The ban on smoking in restaurants and bars has proven to be popular, but there may have been a better way of going about it. Until they successfully ban smoking on sidewalks or in commercial districts, one thing the smoking ban has done is push smokers outside the restaurant and onto the sidewalk. Before people could avoid cigarette smoke by not going into establishments that allowed smoking. Now they can’t at all because they have to pass by lines of smokers outside the front door (where, even if there is a 30ft rule, it is ignored because there is no obvious place for them to go). A better approach may have been licensing and regulation. Limit the number of establishments that can allow smoking inside, regulate their HVAC, and disallow it elsewhere. Smokers will gravitate toward and inside establishments that allow smoking and will be off the streets. In the current environment, if smokers have the option of being out of the way, they would love to be so.

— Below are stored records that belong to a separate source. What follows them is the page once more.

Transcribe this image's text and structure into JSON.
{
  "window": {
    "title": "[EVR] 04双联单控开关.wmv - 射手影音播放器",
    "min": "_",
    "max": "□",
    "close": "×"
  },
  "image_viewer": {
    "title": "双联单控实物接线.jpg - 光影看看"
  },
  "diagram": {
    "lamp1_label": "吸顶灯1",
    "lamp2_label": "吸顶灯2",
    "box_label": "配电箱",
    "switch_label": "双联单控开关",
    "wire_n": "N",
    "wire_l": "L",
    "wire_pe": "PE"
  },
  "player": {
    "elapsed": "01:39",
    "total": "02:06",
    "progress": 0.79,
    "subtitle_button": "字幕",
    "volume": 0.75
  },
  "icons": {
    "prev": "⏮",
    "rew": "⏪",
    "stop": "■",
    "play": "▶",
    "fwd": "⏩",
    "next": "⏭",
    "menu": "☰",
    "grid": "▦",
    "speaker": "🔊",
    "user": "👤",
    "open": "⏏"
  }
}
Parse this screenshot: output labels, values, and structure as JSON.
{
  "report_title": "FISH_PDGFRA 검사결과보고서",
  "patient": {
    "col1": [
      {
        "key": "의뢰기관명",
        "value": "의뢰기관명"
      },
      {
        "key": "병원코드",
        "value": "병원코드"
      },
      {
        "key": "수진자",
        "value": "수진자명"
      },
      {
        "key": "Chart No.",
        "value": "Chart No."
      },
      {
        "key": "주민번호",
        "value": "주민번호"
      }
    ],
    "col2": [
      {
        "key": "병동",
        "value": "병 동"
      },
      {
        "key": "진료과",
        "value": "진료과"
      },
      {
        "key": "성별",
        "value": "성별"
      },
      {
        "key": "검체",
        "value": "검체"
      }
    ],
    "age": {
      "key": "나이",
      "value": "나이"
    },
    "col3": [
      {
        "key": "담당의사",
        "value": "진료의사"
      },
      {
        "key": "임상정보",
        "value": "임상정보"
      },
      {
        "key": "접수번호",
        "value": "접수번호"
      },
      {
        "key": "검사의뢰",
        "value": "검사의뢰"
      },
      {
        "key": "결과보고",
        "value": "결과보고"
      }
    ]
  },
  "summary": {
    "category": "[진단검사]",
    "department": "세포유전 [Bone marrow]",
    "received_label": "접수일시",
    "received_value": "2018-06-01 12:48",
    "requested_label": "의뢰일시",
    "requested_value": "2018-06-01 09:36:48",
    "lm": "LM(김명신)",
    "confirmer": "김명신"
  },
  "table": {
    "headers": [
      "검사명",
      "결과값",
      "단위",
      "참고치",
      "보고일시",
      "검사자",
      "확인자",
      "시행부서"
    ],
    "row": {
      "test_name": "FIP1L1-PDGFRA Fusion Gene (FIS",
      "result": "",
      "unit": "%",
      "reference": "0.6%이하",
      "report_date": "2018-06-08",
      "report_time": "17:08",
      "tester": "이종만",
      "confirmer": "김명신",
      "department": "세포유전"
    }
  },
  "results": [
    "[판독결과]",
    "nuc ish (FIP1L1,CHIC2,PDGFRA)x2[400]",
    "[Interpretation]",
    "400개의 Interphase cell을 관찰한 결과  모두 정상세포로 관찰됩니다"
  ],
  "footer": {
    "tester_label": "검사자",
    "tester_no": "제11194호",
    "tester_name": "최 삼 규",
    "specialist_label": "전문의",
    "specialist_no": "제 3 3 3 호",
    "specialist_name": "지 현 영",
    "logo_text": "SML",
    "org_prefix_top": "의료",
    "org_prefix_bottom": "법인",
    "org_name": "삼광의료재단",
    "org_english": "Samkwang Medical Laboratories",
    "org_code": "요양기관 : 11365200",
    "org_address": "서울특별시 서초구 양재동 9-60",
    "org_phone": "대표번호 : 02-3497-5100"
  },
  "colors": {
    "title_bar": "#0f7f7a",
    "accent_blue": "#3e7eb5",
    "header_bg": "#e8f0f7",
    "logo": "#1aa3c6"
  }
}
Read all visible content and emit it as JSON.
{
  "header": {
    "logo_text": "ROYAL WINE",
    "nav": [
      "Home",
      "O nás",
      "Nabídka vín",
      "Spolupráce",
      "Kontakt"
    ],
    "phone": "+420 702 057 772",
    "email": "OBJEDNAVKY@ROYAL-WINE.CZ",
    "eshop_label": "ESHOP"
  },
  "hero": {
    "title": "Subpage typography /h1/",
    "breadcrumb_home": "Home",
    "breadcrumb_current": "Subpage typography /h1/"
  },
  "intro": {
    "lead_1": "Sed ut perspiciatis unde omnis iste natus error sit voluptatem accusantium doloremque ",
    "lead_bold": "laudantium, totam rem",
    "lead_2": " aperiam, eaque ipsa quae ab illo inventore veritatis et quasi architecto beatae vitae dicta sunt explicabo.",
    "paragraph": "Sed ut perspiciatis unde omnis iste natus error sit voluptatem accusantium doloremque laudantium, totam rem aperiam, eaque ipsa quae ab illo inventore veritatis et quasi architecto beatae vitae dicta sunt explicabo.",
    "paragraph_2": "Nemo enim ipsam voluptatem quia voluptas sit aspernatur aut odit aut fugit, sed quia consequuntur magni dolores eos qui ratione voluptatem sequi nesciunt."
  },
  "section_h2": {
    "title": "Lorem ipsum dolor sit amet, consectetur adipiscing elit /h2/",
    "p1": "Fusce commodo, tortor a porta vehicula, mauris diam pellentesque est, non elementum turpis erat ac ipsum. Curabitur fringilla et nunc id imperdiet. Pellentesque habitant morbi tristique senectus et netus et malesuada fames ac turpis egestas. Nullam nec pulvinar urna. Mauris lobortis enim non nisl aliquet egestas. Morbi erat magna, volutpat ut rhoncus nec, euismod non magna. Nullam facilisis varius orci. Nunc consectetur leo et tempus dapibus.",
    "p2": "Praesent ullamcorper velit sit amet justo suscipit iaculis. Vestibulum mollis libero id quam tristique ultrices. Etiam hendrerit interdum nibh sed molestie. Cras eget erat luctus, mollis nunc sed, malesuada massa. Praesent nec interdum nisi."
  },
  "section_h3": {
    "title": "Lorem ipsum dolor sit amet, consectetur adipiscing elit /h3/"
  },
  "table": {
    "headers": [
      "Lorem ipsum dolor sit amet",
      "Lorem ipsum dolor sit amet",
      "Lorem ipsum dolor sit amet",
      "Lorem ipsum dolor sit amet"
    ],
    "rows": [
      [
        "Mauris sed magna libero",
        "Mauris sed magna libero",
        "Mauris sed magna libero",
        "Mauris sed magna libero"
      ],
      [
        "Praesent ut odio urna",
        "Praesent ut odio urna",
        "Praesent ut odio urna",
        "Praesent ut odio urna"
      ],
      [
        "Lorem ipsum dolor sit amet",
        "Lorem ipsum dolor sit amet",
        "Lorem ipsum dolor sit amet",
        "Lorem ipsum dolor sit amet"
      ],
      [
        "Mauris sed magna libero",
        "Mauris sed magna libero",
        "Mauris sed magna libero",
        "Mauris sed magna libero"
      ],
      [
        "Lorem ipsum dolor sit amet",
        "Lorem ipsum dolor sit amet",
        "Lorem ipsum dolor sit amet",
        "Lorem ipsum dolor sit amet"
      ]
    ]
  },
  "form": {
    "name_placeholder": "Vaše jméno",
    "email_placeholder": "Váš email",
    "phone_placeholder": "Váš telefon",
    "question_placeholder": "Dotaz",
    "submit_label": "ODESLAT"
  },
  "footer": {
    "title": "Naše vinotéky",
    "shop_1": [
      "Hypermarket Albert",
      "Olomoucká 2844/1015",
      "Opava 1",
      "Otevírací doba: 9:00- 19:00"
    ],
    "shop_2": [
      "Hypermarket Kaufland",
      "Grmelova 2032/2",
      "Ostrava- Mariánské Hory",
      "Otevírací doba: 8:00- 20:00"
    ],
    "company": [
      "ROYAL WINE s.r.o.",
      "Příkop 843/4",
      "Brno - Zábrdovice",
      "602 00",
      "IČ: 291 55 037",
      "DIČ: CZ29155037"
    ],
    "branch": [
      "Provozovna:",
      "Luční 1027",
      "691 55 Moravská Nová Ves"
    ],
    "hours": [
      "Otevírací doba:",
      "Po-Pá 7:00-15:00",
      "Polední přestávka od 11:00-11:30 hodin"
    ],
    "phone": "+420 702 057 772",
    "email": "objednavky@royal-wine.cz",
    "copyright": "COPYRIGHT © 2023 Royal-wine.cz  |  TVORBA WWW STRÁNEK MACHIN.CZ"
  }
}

In part because smokers fought even reasonable accommodations for non-smokers, there are reasons that non-smokers and anti-smokers view smokers as the enemy. But I think that the tide has turned to such a degree that the animosity is going to cause more harm than good. People who are allowed to buy cigarettes but are not allowed to actually smoke them anywhere will smoke them somewhere. And the more the rules are tilted against smokers, the less they will abide by them. And it doesn’t stop them from being the statists that they swear they are not.